### Exercise details:
Could you please find each line in the records that contains the word "Ctrl" and copy it?

++++++++++

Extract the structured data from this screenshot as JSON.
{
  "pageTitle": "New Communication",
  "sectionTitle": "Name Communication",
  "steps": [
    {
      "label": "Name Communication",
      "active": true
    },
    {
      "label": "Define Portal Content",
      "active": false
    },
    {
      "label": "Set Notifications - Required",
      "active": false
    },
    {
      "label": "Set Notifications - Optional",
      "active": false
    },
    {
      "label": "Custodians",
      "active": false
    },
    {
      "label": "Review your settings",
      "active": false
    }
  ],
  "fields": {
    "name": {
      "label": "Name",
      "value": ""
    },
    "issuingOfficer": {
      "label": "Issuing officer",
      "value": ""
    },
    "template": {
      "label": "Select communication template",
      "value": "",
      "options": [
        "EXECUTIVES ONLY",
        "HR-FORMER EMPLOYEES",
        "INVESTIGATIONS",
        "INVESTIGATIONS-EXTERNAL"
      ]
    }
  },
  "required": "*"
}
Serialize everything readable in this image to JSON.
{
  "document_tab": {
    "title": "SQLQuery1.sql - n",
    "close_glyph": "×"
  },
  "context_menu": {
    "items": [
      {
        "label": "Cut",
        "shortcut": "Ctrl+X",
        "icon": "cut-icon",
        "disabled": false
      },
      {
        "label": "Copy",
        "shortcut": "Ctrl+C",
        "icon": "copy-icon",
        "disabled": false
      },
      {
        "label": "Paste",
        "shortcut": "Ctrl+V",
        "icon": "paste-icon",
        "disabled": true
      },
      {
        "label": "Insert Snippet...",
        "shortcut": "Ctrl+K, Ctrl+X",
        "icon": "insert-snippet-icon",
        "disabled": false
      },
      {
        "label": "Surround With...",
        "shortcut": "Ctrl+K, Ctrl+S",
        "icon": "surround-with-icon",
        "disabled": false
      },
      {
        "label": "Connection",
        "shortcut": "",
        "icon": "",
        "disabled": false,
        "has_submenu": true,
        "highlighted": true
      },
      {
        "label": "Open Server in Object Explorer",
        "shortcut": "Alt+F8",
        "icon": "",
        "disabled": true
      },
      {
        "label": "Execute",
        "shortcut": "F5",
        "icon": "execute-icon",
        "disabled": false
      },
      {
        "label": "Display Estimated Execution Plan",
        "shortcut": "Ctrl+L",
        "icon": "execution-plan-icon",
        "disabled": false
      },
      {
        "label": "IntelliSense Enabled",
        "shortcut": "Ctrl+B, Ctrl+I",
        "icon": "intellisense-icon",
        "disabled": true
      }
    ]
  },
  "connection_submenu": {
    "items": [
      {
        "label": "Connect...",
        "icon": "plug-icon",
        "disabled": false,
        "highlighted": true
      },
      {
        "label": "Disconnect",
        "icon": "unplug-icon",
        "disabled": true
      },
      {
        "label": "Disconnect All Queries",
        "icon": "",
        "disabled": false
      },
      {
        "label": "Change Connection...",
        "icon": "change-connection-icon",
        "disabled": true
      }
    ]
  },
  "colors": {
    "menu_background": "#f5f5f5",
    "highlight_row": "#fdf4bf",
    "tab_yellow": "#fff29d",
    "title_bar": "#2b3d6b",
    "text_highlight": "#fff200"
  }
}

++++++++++

### Completed exercise:
        "shortcut": "Ctrl+X",
        "shortcut": "Ctrl+C",
        "shortcut": "Ctrl+V",
        "shortcut": "Ctrl+K, Ctrl+X",
        "shortcut": "Ctrl+K, Ctrl+S",
        "shortcut": "Ctrl+L",
        "shortcut": "Ctrl+B, Ctrl+I",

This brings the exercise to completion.